## Work to complete
Without leaving anything out, print every line of the data.

(Beginning of Information given)

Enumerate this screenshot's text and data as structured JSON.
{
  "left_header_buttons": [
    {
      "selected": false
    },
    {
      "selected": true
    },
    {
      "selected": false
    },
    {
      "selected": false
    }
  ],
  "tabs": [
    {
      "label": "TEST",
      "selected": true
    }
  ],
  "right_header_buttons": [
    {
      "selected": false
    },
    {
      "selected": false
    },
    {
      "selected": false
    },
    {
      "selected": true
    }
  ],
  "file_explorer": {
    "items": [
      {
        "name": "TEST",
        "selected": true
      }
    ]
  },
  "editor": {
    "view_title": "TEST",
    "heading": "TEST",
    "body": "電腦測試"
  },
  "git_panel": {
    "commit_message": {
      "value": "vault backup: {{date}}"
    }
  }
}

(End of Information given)

## Exercise solution
Enumerate this screenshot's text and data as structured JSON.
{
  "left_header_buttons": [
    {
      "selected": false
    },
    {
      "selected": true
    },
    {
      "selected": false
    },
    {
      "selected": false
    }
  ],
  "tabs": [
    {
      "label": "TEST",
      "selected": true
    }
  ],
  "right_header_buttons": [
    {
      "selected": false
    },
    {
      "selected": false
    },
    {
      "selected": false
    },
    {
      "selected": true
    }
  ],
  "file_explorer": {
    "items": [
      {
        "name": "TEST",
        "selected": true
      }
    ]
  },
  "editor": {
    "view_title": "TEST",
    "heading": "TEST",
    "body": "電腦測試"
  },
  "git_panel": {
    "commit_message": {
      "value": "vault backup: {{date}}"
    }
  }
}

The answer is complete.